== Segment start ==

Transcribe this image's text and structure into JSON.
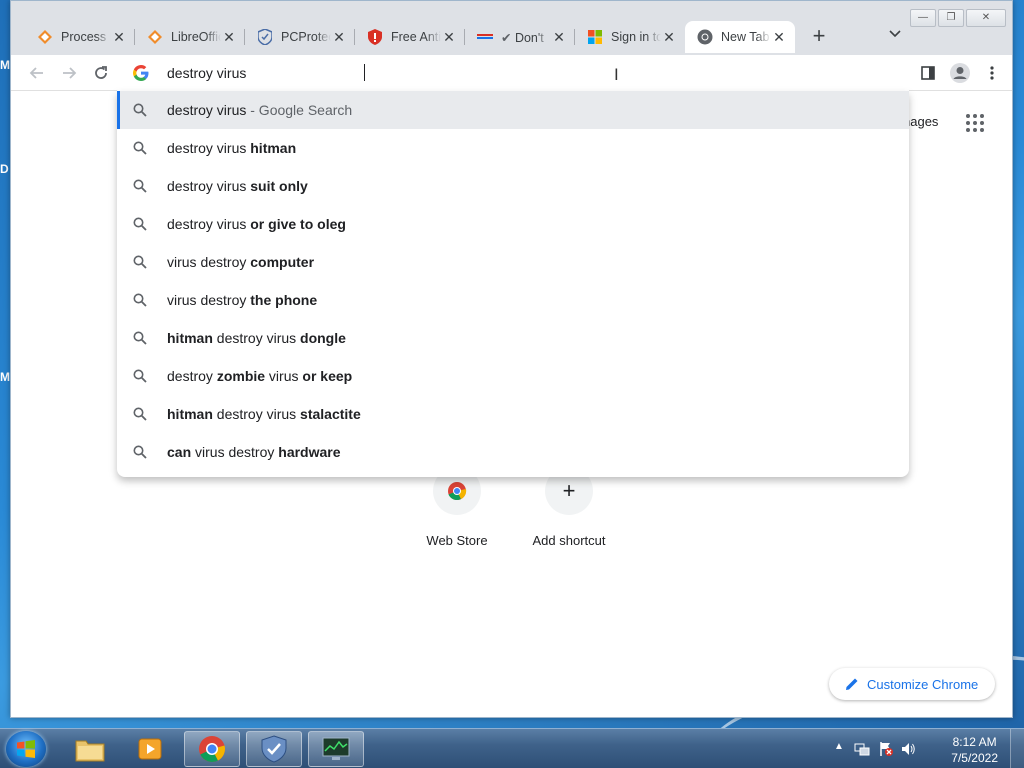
{
  "desktop": {
    "left_labels": [
      "M",
      "D",
      "M"
    ]
  },
  "window": {
    "controls": {
      "minimize": "—",
      "restore": "❐",
      "close": "✕"
    }
  },
  "tabs": [
    {
      "title": "Process Monitor",
      "icon": "sysinternals-icon",
      "active": false
    },
    {
      "title": "LibreOffice",
      "icon": "libreoffice-icon",
      "active": false
    },
    {
      "title": "PCProtect",
      "icon": "shield-check-icon",
      "active": false
    },
    {
      "title": "Free Antivirus",
      "icon": "red-shield-icon",
      "active": false
    },
    {
      "title": "Don't",
      "icon": "checkmark-icon",
      "active": false
    },
    {
      "title": "Sign in to",
      "icon": "microsoft-logo-icon",
      "active": false
    },
    {
      "title": "New Tab",
      "icon": "chrome-icon",
      "active": true
    }
  ],
  "tabstrip": {
    "new_tab_label": "+",
    "tab_search_icon": "chevron-down-icon"
  },
  "omnibox": {
    "value": "destroy virus ",
    "icon": "google-g-icon"
  },
  "suggestions": [
    {
      "parts": [
        {
          "t": "destroy virus",
          "b": false
        },
        {
          "t": " - Google Search",
          "b": false,
          "hint": true
        }
      ],
      "selected": true
    },
    {
      "parts": [
        {
          "t": "destroy virus ",
          "b": false
        },
        {
          "t": "hitman",
          "b": true
        }
      ]
    },
    {
      "parts": [
        {
          "t": "destroy virus ",
          "b": false
        },
        {
          "t": "suit only",
          "b": true
        }
      ]
    },
    {
      "parts": [
        {
          "t": "destroy virus ",
          "b": false
        },
        {
          "t": "or give to oleg",
          "b": true
        }
      ]
    },
    {
      "parts": [
        {
          "t": "virus destroy ",
          "b": false
        },
        {
          "t": "computer",
          "b": true
        }
      ]
    },
    {
      "parts": [
        {
          "t": "virus destroy ",
          "b": false
        },
        {
          "t": "the phone",
          "b": true
        }
      ]
    },
    {
      "parts": [
        {
          "t": "hitman",
          "b": true
        },
        {
          "t": " destroy virus ",
          "b": false
        },
        {
          "t": "dongle",
          "b": true
        }
      ]
    },
    {
      "parts": [
        {
          "t": "destroy ",
          "b": false
        },
        {
          "t": "zombie",
          "b": true
        },
        {
          "t": " virus ",
          "b": false
        },
        {
          "t": "or keep",
          "b": true
        }
      ]
    },
    {
      "parts": [
        {
          "t": "hitman",
          "b": true
        },
        {
          "t": " destroy virus ",
          "b": false
        },
        {
          "t": "stalactite",
          "b": true
        }
      ]
    },
    {
      "parts": [
        {
          "t": "can",
          "b": true
        },
        {
          "t": " virus destroy ",
          "b": false
        },
        {
          "t": "hardware",
          "b": true
        }
      ]
    }
  ],
  "ntp": {
    "images_link": "nages",
    "shortcuts": [
      {
        "label": "Web Store",
        "icon": "chrome-web-store-icon"
      },
      {
        "label": "Add shortcut",
        "icon": "plus-icon"
      }
    ],
    "customize_label": "Customize Chrome"
  },
  "taskbar": {
    "apps": [
      {
        "name": "file-explorer",
        "open": false
      },
      {
        "name": "media-player",
        "open": false
      },
      {
        "name": "chrome",
        "open": true
      },
      {
        "name": "security-shield",
        "open": true
      },
      {
        "name": "task-manager",
        "open": true
      }
    ],
    "tray": {
      "time": "8:12 AM",
      "date": "7/5/2022",
      "show_hidden": "▲"
    }
  },
  "colors": {
    "accent": "#1a73e8",
    "tabstrip": "#dee1e6",
    "selected_row": "#e8eaed"
  }
}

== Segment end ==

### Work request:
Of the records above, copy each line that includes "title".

### Final answer:
      "title": "Process Monitor",
      "title": "LibreOffice",
      "title": "PCProtect",
      "title": "Free Antivirus",
      "title": "Don't",
      "title": "Sign in to",
      "title": "New Tab",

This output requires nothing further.